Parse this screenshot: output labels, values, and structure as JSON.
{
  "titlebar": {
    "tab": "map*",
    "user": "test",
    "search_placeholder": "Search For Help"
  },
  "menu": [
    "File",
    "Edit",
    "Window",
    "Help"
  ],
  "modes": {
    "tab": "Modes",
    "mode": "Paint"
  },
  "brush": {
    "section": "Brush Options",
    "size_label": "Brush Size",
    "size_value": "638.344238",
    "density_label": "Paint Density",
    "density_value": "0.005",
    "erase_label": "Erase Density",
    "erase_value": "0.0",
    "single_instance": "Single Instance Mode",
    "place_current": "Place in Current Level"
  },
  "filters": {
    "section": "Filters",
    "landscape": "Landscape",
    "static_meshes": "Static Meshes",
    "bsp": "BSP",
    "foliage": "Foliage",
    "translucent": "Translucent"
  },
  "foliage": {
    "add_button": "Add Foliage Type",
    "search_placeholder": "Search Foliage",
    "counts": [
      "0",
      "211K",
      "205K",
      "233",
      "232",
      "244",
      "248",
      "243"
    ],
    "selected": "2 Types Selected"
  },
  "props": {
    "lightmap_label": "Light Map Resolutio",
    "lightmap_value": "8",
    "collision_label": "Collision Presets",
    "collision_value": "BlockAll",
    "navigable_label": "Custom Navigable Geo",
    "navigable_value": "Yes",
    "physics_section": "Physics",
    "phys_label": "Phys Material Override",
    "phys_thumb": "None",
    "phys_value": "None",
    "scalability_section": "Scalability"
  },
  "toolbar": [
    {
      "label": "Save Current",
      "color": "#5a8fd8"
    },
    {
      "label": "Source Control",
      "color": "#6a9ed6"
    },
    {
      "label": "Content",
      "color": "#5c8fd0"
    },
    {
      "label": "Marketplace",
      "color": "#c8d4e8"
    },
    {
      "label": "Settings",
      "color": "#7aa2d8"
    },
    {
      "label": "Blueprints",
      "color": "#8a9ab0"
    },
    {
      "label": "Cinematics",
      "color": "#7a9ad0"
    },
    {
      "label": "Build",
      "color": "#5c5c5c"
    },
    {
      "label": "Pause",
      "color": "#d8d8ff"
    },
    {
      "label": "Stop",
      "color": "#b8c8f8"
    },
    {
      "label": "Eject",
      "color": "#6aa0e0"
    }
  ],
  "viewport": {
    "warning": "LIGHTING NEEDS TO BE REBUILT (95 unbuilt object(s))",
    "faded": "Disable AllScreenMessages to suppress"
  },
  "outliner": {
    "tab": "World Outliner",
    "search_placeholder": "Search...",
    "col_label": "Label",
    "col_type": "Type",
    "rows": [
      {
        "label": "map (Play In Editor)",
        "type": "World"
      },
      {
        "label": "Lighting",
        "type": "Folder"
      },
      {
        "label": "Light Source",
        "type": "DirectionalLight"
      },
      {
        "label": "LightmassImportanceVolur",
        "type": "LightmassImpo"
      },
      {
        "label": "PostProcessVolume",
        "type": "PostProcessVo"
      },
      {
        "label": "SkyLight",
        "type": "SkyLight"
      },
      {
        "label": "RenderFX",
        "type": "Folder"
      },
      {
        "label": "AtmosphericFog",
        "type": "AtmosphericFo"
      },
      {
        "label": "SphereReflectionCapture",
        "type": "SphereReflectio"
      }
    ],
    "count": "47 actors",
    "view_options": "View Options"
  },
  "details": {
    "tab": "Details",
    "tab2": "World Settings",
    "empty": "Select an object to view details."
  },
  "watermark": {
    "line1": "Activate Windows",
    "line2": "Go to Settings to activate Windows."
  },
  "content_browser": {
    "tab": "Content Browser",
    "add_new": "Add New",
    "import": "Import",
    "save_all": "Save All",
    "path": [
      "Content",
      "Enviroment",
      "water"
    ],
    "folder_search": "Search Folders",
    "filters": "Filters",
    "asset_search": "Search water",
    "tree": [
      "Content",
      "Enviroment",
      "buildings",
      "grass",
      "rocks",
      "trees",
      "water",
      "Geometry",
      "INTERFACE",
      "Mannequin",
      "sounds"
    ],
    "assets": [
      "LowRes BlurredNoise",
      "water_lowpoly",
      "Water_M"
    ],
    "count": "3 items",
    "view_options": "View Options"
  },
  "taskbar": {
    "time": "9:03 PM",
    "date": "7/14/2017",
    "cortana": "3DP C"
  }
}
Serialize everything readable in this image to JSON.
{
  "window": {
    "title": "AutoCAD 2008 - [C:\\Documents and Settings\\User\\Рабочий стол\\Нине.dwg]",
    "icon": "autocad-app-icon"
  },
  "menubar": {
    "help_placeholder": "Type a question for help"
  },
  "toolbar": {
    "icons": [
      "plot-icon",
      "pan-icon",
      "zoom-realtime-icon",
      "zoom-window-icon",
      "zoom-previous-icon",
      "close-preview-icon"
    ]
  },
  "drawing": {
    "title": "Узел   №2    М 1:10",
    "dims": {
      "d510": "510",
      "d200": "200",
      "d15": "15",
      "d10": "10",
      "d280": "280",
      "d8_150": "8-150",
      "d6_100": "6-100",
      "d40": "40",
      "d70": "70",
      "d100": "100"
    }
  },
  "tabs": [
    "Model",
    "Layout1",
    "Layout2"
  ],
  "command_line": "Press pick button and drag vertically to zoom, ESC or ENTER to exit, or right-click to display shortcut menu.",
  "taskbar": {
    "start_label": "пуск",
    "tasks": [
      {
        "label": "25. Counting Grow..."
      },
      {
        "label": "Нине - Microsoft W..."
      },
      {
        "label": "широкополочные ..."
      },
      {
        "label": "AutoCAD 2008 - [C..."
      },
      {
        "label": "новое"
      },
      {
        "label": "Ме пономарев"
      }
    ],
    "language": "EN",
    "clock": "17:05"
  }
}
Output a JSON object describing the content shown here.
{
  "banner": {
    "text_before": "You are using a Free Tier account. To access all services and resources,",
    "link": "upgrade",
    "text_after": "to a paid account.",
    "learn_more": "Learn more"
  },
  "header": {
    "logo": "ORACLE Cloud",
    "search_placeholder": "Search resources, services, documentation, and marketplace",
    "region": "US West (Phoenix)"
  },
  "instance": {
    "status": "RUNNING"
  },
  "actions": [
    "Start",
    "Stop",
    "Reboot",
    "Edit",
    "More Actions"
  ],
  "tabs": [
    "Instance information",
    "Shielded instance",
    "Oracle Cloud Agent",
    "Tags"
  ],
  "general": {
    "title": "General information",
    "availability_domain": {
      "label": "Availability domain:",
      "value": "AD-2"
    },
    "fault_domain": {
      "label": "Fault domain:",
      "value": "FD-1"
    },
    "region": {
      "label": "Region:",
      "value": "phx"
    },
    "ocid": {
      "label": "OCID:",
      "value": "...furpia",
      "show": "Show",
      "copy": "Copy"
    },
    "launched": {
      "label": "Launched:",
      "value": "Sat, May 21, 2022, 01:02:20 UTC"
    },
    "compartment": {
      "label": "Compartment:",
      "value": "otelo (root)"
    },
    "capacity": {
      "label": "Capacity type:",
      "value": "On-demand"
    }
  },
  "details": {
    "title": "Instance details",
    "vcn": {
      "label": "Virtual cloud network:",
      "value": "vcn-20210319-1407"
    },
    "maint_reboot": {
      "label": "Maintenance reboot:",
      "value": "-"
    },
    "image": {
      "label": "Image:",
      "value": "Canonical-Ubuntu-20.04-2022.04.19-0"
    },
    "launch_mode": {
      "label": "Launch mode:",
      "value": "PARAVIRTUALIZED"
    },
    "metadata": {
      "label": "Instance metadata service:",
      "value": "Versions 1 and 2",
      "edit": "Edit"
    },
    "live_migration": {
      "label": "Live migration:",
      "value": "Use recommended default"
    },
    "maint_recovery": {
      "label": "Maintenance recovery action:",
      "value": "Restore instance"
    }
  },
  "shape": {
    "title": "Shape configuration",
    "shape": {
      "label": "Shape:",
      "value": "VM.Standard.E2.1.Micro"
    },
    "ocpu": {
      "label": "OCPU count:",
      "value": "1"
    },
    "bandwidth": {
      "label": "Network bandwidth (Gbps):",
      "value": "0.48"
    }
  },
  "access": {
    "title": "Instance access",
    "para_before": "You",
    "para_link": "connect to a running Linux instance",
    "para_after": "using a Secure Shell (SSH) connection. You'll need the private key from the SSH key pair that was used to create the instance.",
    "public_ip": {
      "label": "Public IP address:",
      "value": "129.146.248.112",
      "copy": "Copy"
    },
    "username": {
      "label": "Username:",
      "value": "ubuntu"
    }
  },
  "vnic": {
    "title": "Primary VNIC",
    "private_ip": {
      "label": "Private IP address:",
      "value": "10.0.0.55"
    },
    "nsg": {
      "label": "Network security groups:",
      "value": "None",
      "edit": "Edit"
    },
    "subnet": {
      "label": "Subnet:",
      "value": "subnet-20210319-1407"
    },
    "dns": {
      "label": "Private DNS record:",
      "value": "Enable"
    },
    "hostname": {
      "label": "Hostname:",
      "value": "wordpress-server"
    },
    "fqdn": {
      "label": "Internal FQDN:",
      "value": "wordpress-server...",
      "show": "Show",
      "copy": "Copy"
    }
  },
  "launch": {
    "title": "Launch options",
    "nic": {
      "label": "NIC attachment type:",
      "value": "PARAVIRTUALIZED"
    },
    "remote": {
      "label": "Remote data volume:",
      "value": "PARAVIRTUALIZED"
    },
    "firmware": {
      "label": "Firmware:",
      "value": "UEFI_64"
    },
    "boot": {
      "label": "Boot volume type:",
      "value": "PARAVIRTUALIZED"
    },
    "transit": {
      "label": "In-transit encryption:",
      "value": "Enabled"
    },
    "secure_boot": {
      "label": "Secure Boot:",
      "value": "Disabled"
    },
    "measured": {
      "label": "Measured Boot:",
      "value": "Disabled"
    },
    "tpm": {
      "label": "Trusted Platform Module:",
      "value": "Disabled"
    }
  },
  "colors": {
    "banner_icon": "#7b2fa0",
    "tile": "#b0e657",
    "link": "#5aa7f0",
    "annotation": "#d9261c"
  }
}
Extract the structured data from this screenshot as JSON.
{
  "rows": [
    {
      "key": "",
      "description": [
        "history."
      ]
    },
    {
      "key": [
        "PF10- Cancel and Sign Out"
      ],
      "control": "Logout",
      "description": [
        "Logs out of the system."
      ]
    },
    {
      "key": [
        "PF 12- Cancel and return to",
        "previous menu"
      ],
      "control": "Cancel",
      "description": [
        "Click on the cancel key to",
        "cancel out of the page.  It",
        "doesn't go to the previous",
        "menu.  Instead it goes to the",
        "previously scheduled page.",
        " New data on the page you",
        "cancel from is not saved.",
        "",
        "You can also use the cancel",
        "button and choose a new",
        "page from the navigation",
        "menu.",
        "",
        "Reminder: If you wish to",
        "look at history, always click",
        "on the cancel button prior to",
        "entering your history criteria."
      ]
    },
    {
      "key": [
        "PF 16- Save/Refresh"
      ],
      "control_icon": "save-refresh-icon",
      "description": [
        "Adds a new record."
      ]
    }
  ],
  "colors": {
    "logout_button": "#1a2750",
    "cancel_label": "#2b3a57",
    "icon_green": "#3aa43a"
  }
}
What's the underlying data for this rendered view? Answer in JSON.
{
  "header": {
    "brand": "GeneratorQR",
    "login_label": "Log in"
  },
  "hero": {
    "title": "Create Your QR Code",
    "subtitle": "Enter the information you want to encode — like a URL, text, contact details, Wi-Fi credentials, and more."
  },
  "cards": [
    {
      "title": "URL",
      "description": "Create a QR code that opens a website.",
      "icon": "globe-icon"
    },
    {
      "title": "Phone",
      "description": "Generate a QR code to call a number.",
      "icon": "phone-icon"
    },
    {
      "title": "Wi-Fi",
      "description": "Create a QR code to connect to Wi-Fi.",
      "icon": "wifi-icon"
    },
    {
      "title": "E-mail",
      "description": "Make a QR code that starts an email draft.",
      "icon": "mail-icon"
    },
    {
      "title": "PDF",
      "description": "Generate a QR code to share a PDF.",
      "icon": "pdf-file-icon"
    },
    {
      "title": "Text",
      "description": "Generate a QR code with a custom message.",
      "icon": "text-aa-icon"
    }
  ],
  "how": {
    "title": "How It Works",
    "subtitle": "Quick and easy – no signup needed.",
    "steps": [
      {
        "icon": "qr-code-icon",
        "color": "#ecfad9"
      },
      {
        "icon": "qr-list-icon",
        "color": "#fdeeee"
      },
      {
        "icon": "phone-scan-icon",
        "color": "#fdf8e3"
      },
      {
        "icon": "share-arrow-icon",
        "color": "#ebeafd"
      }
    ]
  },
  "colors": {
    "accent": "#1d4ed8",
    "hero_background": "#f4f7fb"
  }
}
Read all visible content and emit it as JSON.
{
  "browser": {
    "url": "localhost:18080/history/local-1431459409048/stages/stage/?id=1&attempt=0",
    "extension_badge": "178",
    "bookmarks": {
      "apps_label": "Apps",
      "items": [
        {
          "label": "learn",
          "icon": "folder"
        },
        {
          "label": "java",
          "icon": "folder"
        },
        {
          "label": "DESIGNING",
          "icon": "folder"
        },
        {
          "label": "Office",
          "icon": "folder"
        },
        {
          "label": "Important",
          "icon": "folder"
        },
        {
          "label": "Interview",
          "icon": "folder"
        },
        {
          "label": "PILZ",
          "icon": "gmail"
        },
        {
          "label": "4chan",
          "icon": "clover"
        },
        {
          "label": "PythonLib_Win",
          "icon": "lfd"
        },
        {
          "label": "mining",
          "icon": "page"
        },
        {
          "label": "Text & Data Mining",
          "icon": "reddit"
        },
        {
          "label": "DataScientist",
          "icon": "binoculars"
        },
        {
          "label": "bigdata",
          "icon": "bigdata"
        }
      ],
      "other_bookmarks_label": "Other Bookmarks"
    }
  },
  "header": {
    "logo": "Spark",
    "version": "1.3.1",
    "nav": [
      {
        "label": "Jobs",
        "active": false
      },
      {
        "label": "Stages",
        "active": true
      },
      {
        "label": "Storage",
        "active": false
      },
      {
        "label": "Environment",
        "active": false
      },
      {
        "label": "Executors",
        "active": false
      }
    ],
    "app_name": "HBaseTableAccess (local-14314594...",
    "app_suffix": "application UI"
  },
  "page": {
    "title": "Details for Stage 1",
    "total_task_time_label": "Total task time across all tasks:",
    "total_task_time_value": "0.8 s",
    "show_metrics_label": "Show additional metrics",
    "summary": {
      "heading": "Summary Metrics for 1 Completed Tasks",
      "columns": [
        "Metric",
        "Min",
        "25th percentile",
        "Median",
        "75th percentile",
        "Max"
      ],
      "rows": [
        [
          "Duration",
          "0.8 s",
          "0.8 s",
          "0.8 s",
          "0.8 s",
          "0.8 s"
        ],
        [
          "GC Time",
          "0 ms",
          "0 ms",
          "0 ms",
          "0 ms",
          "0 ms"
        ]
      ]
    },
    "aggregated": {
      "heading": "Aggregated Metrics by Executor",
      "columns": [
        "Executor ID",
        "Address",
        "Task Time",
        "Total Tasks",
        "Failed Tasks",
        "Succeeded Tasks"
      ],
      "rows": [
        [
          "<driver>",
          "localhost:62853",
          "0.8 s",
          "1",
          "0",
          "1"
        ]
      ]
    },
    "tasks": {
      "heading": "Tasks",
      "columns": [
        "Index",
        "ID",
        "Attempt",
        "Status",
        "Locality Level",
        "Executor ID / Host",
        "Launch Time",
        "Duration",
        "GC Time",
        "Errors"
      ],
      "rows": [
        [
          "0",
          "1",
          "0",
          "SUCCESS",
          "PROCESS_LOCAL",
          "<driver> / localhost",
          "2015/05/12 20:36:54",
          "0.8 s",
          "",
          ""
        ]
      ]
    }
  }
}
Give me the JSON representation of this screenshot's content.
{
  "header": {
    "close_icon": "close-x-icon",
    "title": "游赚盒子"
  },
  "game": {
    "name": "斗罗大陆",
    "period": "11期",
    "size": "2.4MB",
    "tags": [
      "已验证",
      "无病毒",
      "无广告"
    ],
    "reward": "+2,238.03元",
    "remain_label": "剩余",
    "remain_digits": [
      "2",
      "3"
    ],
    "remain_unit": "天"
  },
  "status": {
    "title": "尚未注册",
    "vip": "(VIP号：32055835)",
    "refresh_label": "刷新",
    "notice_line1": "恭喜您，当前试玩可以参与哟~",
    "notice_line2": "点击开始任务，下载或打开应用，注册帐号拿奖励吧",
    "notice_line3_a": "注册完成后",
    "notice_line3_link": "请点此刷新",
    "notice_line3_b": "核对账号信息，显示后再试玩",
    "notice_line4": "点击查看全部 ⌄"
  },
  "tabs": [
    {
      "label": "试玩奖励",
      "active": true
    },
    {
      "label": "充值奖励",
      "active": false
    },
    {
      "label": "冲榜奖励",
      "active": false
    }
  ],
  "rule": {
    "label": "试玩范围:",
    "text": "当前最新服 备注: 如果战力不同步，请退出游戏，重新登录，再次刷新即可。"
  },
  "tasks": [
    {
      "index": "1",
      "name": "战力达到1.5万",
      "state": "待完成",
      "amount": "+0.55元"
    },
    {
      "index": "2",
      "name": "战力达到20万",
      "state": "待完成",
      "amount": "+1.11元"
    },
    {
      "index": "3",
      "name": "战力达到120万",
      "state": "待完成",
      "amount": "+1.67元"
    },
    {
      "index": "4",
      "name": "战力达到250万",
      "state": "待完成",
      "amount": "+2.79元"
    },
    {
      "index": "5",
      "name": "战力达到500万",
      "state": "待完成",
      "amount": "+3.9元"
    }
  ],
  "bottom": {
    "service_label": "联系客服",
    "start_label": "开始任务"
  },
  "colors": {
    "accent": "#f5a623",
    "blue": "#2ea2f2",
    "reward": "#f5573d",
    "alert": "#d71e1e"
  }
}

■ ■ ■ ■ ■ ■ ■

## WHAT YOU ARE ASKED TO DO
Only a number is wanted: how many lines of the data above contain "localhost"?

## RESPONSE BELOW
3